Since its launch in 1998, site has seen upgrades, redesigns and expansion
By David Dawson
Baptist and Reflector
FRANKLIN — Although there was no cake or balloons to mark the occasion, the Tennessee Baptist Mission Board recently celebrated a birthday for one its most important team members: The TBMB website.
With little fanfare but plenty of significance, the site hit the 20-year mark in June.
The site has had more than 12 million visits in its 20-year run, and has received accolades for its design and functionality. The site has undergone three complete “makeovers” through the years, continuously evolving with the times.
“One certainty about websites is that they are in a constant state of change and adjustment,” said Chris Turner, the TBMB director of communications, “and I think one of the reasons our site is successful is that we are very intentional about tracking new technology and implementing it. Our site is a constant work in progress as we seek ways to better serve Tennessee Baptists.
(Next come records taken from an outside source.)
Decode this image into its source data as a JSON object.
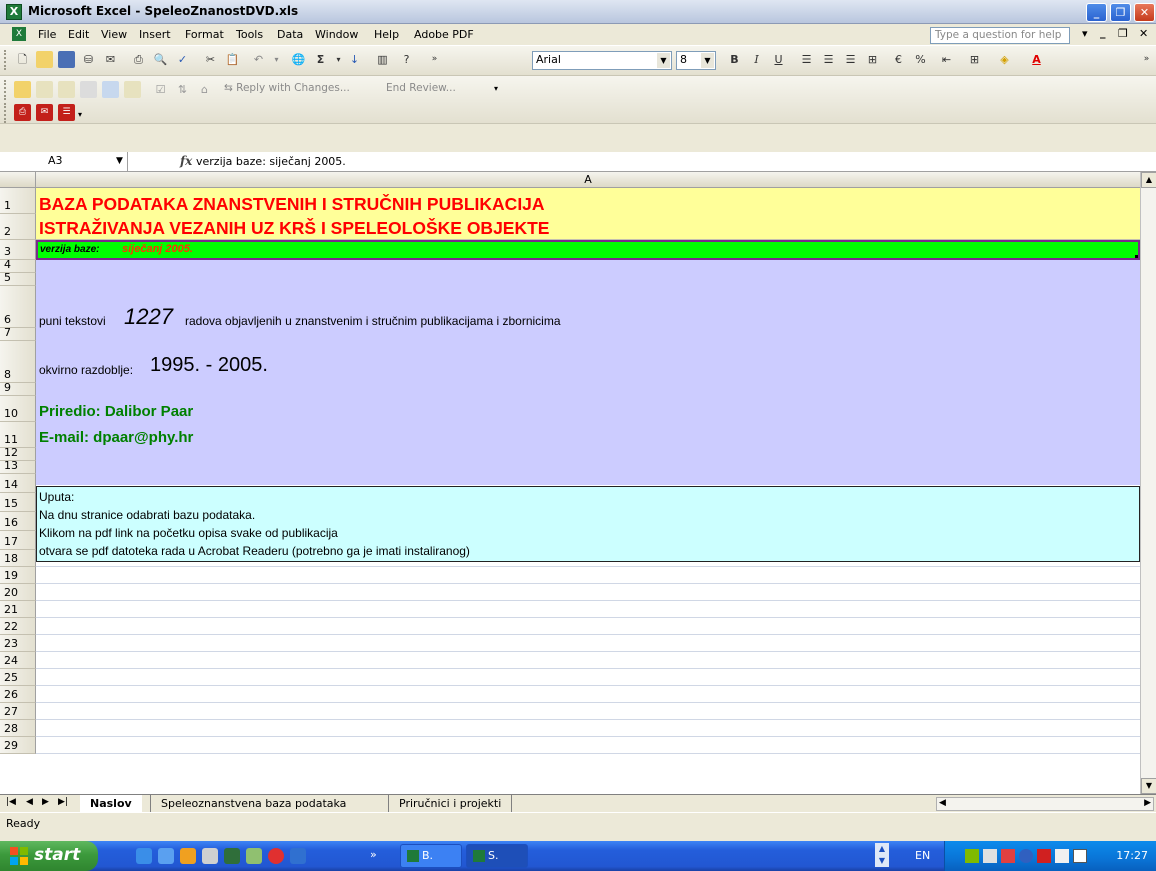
{
  "window": {
    "title": "Microsoft Excel - SpeleoZnanostDVD.xls",
    "minimize": "_",
    "restore": "❐",
    "close": "✕"
  },
  "menu": {
    "items": [
      "File",
      "Edit",
      "View",
      "Insert",
      "Format",
      "Tools",
      "Data",
      "Window",
      "Help",
      "Adobe PDF"
    ],
    "help_placeholder": "Type a question for help"
  },
  "toolbar": {
    "font_name": "Arial",
    "font_size": "8",
    "reply_label": "Reply with Changes...",
    "end_review_label": "End Review..."
  },
  "formula_bar": {
    "name_box": "A3",
    "fx": "fx",
    "content": "verzija baze:  siječanj 2005."
  },
  "grid": {
    "column_header": "A",
    "rows": [
      "1",
      "2",
      "3",
      "4",
      "5",
      "6",
      "7",
      "8",
      "9",
      "10",
      "11",
      "12",
      "13",
      "14",
      "15",
      "16",
      "17",
      "18",
      "19",
      "20",
      "21",
      "22",
      "23",
      "24",
      "25",
      "26",
      "27",
      "28",
      "29"
    ],
    "title_line1": "BAZA PODATAKA ZNANSTVENIH I STRUČNIH PUBLIKACIJA",
    "title_line2": "ISTRAŽIVANJA VEZANIH UZ KRŠ I SPELEOLOŠKE OBJEKTE",
    "version_label": "verzija baze:",
    "version_value": "siječanj 2005.",
    "row6_prefix": "puni tekstovi",
    "row6_count": "1227",
    "row6_suffix": "radova objavljenih u znanstvenim i stručnim publikacijama i zbornicima",
    "row8_prefix": "okvirno razdoblje:",
    "row8_range": "1995. - 2005.",
    "row10": "Priredio: Dalibor Paar",
    "row11": "E-mail: dpaar@phy.hr",
    "row14": "Uputa:",
    "row15": "Na dnu stranice odabrati bazu podataka.",
    "row16": "Klikom na pdf link na početku opisa svake od publikacija",
    "row17": "otvara se pdf datoteka rada u Acrobat Readeru (potrebno ga je imati instaliranog)"
  },
  "sheets": {
    "tabs": [
      "Naslov",
      "Speleoznanstvena baza podataka",
      "Priručnici i projekti"
    ],
    "active": "Naslov"
  },
  "status": {
    "text": "Ready"
  },
  "taskbar": {
    "start": "start",
    "buttons": [
      "B.",
      "S."
    ],
    "lang": "EN",
    "clock": "17:27"
  },
  "colors": {
    "title_red": "#ff0000",
    "header_yellow": "#ffff99",
    "version_green": "#00ff00",
    "info_lavender": "#ccccff",
    "instructions_cyan": "#ccffff",
    "author_green": "#008000"
  }
}
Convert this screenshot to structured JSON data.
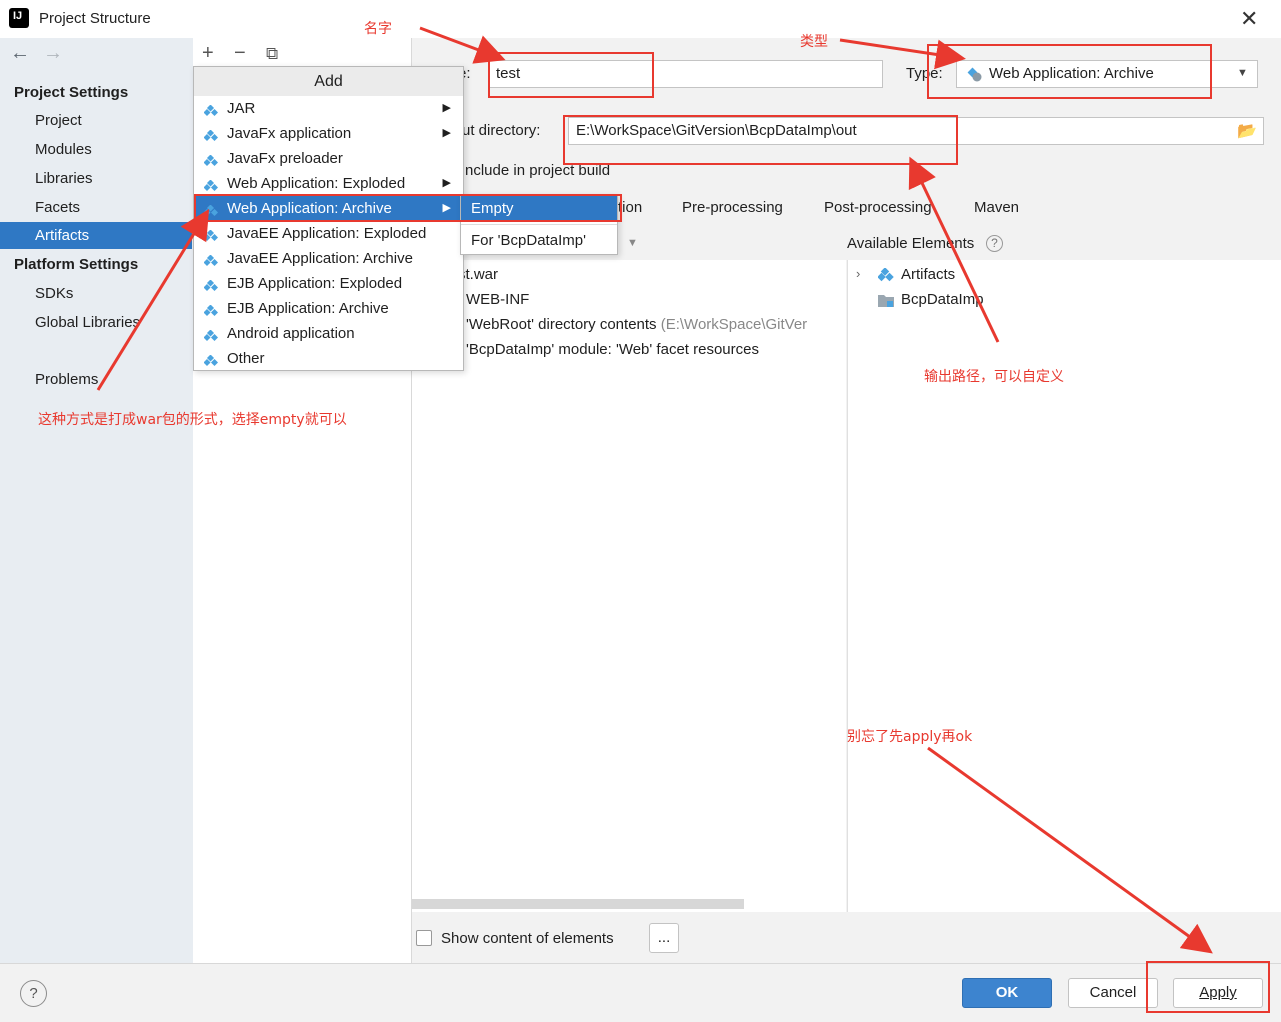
{
  "window": {
    "title": "Project Structure",
    "app_logo": "IJ"
  },
  "sidebar": {
    "project_settings_header": "Project Settings",
    "project_items": [
      "Project",
      "Modules",
      "Libraries",
      "Facets",
      "Artifacts"
    ],
    "platform_settings_header": "Platform Settings",
    "platform_items": [
      "SDKs",
      "Global Libraries"
    ],
    "problems": "Problems"
  },
  "menu": {
    "header": "Add",
    "items": [
      {
        "label": "JAR",
        "submenu": true
      },
      {
        "label": "JavaFx application",
        "submenu": true
      },
      {
        "label": "JavaFx preloader",
        "submenu": false
      },
      {
        "label": "Web Application: Exploded",
        "submenu": true
      },
      {
        "label": "Web Application: Archive",
        "submenu": true
      },
      {
        "label": "JavaEE Application: Exploded",
        "submenu": false
      },
      {
        "label": "JavaEE Application: Archive",
        "submenu": false
      },
      {
        "label": "EJB Application: Exploded",
        "submenu": false
      },
      {
        "label": "EJB Application: Archive",
        "submenu": false
      },
      {
        "label": "Android application",
        "submenu": false
      },
      {
        "label": "Other",
        "submenu": false
      }
    ],
    "selected_index": 4,
    "submenu_items": [
      "Empty",
      "For 'BcpDataImp'"
    ]
  },
  "form": {
    "name_label": "e:",
    "name_value": "test",
    "type_label": "Type:",
    "type_value": "Web Application: Archive",
    "output_label": "ut directory:",
    "output_value": "E:\\WorkSpace\\GitVersion\\BcpDataImp\\out",
    "include_label": "nclude in project build"
  },
  "tabs": [
    "tion",
    "Pre-processing",
    "Post-processing",
    "Maven"
  ],
  "tree": {
    "rows": [
      "st.war",
      "WEB-INF",
      "'WebRoot' directory contents",
      "'BcpDataImp' module: 'Web' facet resources"
    ],
    "webroot_path": "(E:\\WorkSpace\\GitVer"
  },
  "available": {
    "header": "Available Elements",
    "rows": [
      "Artifacts",
      "BcpDataImp"
    ]
  },
  "footer": {
    "show_content_label": "Show content of elements",
    "more_button": "...",
    "ok": "OK",
    "cancel": "Cancel",
    "apply": "Apply",
    "help": "?"
  },
  "annotations": {
    "name": "名字",
    "type": "类型",
    "output": "输出路径，可以自定义",
    "archive": "这种方式是打成war包的形式，选择empty就可以",
    "apply": "别忘了先apply再ok"
  },
  "colors": {
    "selection": "#2f78c4",
    "annotation": "#e8392f",
    "primary_button": "#3d84cf"
  }
}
We’re always open to feedback and suggestions.”
The launch of the TBMB website — in June of 1998 — officially ushered in a new era, although the technology involved with the launch would be viewed as primitive by today’s standards.
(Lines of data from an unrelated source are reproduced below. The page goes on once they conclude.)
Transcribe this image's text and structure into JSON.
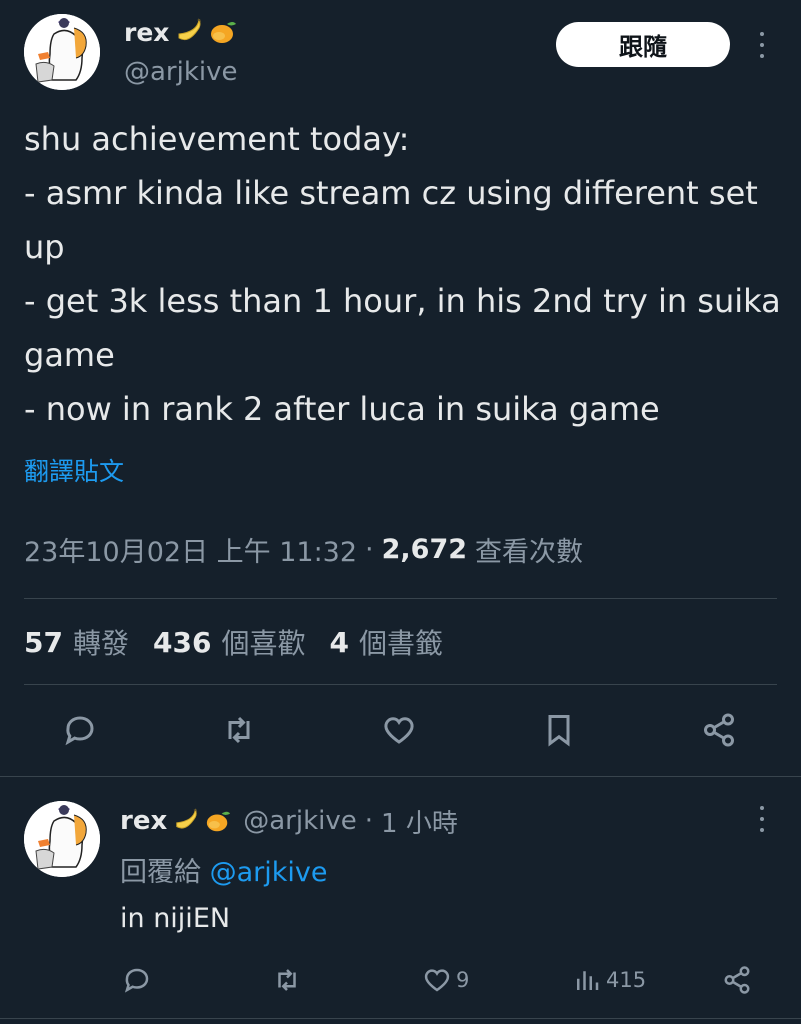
{
  "tweet": {
    "author_name": "rex",
    "name_emojis": [
      "banana-emoji",
      "mango-emoji"
    ],
    "handle": "@arjkive",
    "follow_label": "跟隨",
    "text": "shu achievement today:\n- asmr kinda like stream cz using different set up\n- get 3k less than 1 hour, in his 2nd try in suika game\n- now in rank 2 after luca in suika game",
    "translate_label": "翻譯貼文",
    "timestamp": "23年10月02日 上午 11:32",
    "separator": "·",
    "views_count": "2,672",
    "views_label": "查看次數",
    "stats": {
      "retweets_count": "57",
      "retweets_label": "轉發",
      "likes_count": "436",
      "likes_label": "個喜歡",
      "bookmarks_count": "4",
      "bookmarks_label": "個書籤"
    },
    "actions": [
      "reply-icon",
      "retweet-icon",
      "like-icon",
      "bookmark-icon",
      "share-icon"
    ]
  },
  "reply": {
    "author_name": "rex",
    "handle": "@arjkive",
    "time_separator": "·",
    "time": "1 小時",
    "reply_to_label": "回覆給",
    "reply_to_handle": "@arjkive",
    "text": "in nijiEN",
    "likes_count": "9",
    "views_count": "415",
    "actions": [
      "reply-icon",
      "retweet-icon",
      "like-icon",
      "views-icon",
      "share-icon"
    ]
  },
  "colors": {
    "background": "#15202b",
    "text": "#e7e9ea",
    "secondary": "#8b98a5",
    "accent": "#1d9bf0",
    "divider": "#38444d"
  }
}
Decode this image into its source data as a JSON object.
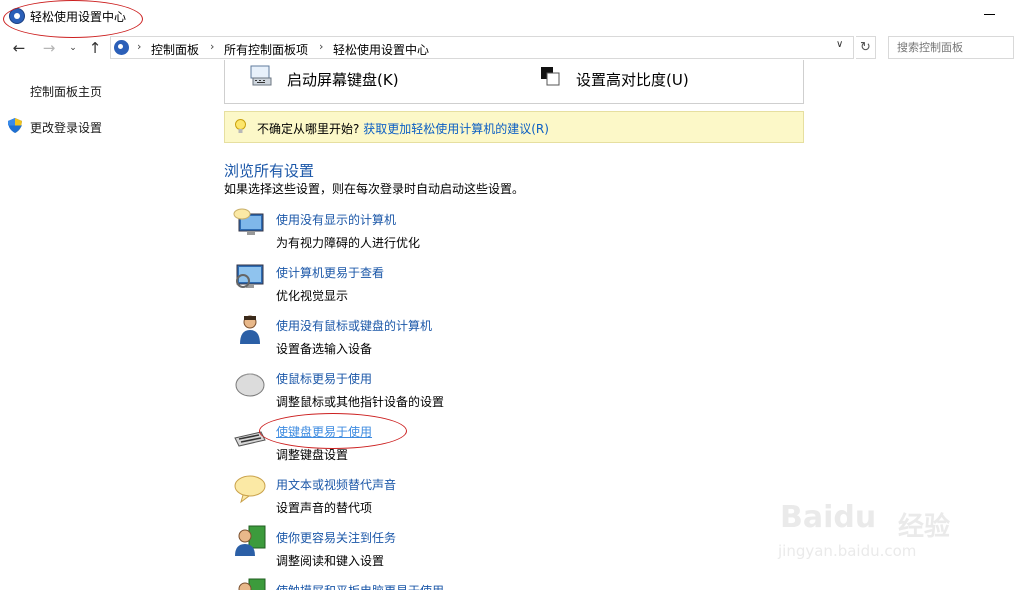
{
  "window": {
    "title": "轻松使用设置中心"
  },
  "address_bar": {
    "breadcrumbs": [
      "控制面板",
      "所有控制面板项",
      "轻松使用设置中心"
    ],
    "search_placeholder": "搜索控制面板"
  },
  "left_nav": {
    "home": "控制面板主页",
    "change_login": "更改登录设置"
  },
  "featured": {
    "osk": "启动屏幕键盘(K)",
    "high_contrast": "设置高对比度(U)"
  },
  "hint": {
    "text": "不确定从哪里开始?",
    "link": "获取更加轻松使用计算机的建议(R)"
  },
  "browse": {
    "title": "浏览所有设置",
    "subtitle": "如果选择这些设置，则在每次登录时自动启动这些设置。",
    "items": [
      {
        "title": "使用没有显示的计算机",
        "desc": "为有视力障碍的人进行优化",
        "icon": "speech-monitor-icon"
      },
      {
        "title": "使计算机更易于查看",
        "desc": "优化视觉显示",
        "icon": "magnifier-monitor-icon"
      },
      {
        "title": "使用没有鼠标或键盘的计算机",
        "desc": "设置备选输入设备",
        "icon": "user-icon"
      },
      {
        "title": "使鼠标更易于使用",
        "desc": "调整鼠标或其他指针设备的设置",
        "icon": "mouse-icon"
      },
      {
        "title": "使键盘更易于使用",
        "desc": "调整键盘设置",
        "icon": "keyboard-icon"
      },
      {
        "title": "用文本或视频替代声音",
        "desc": "设置声音的替代项",
        "icon": "speech-bubble-icon"
      },
      {
        "title": "使你更容易关注到任务",
        "desc": "调整阅读和键入设置",
        "icon": "user-document-icon"
      },
      {
        "title": "使触摸屏和平板电脑更易于使用",
        "desc": "",
        "icon": "touch-icon"
      }
    ]
  },
  "watermark": {
    "brand": "Baidu",
    "cn": "经验",
    "url": "jingyan.baidu.com"
  }
}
TBMB media specialist , known as the website “guru” to his co-workers, remembers just how different the technology landscape looked at the time of the launch, and he chuckles at how much has changed.
“When tnbaptist.org was launched in 1998, it consisted of a few dozen static pages made with Microsoft FrontPage — an application that went out of circulation in 2003,” he said. “The pages were displayed exactly as they were stored, and every change was made manually offline, to be uploaded.”
noted that the TBMB launched its first database-driven site several years later, in 2004, and it included databases of the events calendar, churches, associations, staff members, and B&R articles.
“This was also when we started using dynamic content, where the computer writes different pieces of information when a user visits the page,” he said. “Shortly after that, we introduced online messenger registration for the annual meeting. The current site is WordPress-based, where changes are made online.”
At the time of the launch, the TBMB website was “all-encompassing” and served as the home base for all of the organization’s ministries.
Since then, the site has branched off and now includes three additional sites — Tennessee Baptist Disaster Relief (tndisasterrelief.org, which launched in 2015), the Baptist and Reflector (baptistandreflector.org, launched in 2015), and the Tennessee Baptist Conference Centers (tnbaptistcamps.org, launched in 2017).
“The Internet has obviously evolved significantly over the past 20 years and it’s been important for us to evolve with it,” said Turner. “We are always looking for the best and most effective way to provide information.”
Prior to the launch of the Baptist and Reflector site three years ago, many of the stories from the B&R print edition were posted on the TBMB website and were archived there.
“A site like the B&R website is essential,” said . “People still like to read news stories; the only thing that’s changed is how they want to get them.
“The B&R website isn’t meant to compete with the print edition; they complement each other,” he added.
The B&R website was designed with the goal of giving visitors a “virtual experience” that was as similar as possible to picking up the newspaper off the coffee table.
“I think everyone agreed that the B&R site should preserve the overall look and feel of a print issue,” said. “You can’t just ignore the history of not only one of the oldest Baptist state newspapers, but one of the oldest overall newspapers in the country. At the same time, it had to be a site that could be user-friendly on desktop computers and mobile devices.”
The unveiling of the original TBMB website was the lead story in the May 20, 1998 edition of the Baptist and Reflector, with the article announcing that “the Tennessee Baptist Convention will go worldwide on June 1 when it launches its new website.”
Denise Scott, former ministry specialist, was a member of the “web development team” that helped design the site. She was quoted in the B&R story, saying: “We looked at how we could enhance communications with Tennessee Baptists and others.”
Twenty years later, that’s still the overall purpose and mission of the site.
“Our goal is to provide a site that helps people locate the information they need to benefit their ministries,” said Turner.